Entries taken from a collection
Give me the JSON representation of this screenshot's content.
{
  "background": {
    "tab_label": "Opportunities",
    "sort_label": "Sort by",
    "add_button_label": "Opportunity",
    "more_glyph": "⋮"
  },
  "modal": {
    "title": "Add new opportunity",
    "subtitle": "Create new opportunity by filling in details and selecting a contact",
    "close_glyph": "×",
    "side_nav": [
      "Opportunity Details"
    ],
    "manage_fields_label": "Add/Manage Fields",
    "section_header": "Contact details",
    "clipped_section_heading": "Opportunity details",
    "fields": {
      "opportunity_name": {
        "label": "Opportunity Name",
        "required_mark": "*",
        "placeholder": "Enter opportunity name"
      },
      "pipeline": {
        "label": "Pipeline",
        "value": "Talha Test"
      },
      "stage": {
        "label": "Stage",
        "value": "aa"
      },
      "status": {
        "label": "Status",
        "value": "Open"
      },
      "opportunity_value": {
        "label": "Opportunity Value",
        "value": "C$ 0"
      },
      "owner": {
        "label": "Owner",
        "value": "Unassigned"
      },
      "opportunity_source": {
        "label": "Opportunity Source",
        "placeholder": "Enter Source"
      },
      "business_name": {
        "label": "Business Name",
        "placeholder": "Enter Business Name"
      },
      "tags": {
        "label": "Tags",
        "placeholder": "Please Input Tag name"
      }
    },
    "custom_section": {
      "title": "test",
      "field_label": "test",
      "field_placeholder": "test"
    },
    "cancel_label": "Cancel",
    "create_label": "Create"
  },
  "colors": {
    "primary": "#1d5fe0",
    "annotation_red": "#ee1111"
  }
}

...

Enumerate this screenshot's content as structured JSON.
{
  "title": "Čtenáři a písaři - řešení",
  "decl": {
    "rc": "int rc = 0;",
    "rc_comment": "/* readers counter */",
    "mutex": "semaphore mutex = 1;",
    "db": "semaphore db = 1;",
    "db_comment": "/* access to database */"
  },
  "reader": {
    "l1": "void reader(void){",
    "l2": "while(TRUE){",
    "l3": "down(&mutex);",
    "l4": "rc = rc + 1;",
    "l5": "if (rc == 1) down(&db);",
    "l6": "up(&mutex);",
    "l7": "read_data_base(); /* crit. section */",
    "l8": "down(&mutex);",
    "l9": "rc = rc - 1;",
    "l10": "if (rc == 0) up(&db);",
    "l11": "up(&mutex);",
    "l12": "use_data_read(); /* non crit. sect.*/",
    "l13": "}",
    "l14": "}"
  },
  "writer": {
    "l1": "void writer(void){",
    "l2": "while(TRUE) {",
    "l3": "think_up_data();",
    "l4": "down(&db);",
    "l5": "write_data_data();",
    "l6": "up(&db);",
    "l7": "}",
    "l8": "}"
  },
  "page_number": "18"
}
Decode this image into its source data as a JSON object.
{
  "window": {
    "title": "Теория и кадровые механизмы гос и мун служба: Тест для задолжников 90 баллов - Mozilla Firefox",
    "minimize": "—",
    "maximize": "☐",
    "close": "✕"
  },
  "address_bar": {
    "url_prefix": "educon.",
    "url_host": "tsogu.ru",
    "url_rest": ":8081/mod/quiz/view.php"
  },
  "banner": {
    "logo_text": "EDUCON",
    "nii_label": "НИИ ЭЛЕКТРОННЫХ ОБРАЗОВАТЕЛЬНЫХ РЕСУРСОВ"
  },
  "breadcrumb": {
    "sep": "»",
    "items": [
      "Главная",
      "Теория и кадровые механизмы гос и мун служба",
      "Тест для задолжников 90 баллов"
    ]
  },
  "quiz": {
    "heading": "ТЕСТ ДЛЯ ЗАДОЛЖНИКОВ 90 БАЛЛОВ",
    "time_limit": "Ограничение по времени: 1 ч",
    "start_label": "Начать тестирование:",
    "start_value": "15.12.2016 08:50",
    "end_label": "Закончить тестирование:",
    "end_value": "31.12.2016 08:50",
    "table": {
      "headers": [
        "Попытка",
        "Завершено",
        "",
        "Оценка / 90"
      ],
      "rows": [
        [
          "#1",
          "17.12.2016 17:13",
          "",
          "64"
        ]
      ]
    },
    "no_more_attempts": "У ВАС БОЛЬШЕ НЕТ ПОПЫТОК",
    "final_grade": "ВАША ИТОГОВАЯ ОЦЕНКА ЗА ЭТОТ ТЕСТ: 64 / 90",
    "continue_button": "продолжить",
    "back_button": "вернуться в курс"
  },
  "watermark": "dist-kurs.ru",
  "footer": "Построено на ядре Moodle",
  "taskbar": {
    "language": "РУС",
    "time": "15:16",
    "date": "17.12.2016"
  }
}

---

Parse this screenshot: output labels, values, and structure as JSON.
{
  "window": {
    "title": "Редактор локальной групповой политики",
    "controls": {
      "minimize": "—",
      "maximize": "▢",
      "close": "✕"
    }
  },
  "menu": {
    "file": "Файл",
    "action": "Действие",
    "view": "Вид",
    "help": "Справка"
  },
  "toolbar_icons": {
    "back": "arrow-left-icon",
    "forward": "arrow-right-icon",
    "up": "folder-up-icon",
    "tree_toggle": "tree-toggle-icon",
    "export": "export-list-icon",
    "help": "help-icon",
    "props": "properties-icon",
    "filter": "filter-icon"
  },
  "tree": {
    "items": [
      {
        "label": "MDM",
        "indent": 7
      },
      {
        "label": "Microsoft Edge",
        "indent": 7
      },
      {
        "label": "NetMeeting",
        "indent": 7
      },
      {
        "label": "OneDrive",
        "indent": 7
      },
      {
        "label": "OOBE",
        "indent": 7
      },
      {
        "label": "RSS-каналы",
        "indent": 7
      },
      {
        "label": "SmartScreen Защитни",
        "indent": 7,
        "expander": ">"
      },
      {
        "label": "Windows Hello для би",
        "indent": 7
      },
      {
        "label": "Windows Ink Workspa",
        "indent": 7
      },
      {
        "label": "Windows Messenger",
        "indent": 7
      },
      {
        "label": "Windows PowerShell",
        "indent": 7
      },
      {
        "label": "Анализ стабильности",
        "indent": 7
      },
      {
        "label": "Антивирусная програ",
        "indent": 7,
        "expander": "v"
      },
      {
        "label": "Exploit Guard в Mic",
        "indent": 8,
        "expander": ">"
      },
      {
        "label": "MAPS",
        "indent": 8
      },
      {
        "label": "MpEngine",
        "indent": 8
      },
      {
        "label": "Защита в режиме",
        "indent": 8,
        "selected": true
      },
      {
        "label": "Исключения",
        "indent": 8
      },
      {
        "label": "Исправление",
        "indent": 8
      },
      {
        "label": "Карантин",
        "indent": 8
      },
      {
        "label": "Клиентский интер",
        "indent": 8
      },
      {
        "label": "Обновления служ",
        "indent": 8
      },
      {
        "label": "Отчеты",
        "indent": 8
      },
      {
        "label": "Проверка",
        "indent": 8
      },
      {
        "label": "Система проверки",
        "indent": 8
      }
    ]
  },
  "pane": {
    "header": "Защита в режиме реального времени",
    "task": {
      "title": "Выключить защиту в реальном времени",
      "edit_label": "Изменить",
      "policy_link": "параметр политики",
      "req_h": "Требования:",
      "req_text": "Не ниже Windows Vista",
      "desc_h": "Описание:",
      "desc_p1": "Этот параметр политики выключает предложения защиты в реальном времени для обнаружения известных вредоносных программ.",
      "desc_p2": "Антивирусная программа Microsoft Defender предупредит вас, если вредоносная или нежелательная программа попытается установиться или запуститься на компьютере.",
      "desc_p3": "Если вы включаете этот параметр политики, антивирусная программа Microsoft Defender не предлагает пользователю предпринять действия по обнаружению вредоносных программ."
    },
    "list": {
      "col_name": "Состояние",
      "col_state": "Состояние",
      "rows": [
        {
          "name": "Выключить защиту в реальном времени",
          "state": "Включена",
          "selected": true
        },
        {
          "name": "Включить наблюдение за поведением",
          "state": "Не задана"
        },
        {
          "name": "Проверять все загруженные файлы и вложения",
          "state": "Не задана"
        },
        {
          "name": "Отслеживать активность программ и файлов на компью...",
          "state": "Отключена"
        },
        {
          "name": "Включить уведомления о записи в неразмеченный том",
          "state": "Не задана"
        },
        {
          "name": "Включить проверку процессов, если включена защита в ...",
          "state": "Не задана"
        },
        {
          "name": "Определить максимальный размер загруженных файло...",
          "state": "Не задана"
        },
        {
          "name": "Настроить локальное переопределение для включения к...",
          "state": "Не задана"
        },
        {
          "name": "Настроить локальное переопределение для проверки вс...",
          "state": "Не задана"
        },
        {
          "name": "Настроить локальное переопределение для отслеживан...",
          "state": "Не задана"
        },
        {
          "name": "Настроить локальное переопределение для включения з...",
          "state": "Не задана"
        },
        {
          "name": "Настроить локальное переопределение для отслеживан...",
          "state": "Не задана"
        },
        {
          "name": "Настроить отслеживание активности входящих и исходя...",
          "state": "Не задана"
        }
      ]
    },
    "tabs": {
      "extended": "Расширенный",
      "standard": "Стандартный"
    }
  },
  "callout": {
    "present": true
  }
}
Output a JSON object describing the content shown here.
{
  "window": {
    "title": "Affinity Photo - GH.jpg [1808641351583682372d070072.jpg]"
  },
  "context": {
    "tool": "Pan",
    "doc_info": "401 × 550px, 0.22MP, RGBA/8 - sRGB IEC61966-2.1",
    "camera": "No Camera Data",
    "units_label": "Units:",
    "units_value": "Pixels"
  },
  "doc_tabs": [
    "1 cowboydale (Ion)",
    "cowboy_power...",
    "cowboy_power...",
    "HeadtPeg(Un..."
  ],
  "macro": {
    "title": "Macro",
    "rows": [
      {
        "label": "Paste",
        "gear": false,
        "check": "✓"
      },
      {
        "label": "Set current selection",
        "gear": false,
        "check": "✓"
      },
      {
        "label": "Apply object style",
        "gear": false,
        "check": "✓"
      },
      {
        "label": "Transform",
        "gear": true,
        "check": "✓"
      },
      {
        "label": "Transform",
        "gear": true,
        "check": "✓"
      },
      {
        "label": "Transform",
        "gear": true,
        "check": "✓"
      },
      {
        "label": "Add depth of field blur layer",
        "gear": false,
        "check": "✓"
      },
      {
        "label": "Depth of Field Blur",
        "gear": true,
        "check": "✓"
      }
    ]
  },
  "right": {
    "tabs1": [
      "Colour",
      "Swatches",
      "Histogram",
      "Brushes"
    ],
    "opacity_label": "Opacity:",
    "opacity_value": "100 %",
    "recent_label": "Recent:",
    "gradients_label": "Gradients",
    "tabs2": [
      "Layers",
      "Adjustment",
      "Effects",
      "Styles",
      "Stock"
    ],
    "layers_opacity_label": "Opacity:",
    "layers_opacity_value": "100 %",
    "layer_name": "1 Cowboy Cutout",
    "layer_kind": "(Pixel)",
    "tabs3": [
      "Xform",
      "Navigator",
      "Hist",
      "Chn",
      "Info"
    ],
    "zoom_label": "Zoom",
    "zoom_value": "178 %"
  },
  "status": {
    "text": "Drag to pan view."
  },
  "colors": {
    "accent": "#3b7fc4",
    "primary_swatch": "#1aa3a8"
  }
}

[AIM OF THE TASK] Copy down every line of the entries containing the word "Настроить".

[RESPONSE BOX]
          "name": "Настроить локальное переопределение для включения к...",
          "name": "Настроить локальное переопределение для проверки вс...",
          "name": "Настроить локальное переопределение для отслеживан...",
          "name": "Настроить локальное переопределение для включения з...",
          "name": "Настроить локальное переопределение для отслеживан...",
          "name": "Настроить отслеживание активности входящих и исходя...",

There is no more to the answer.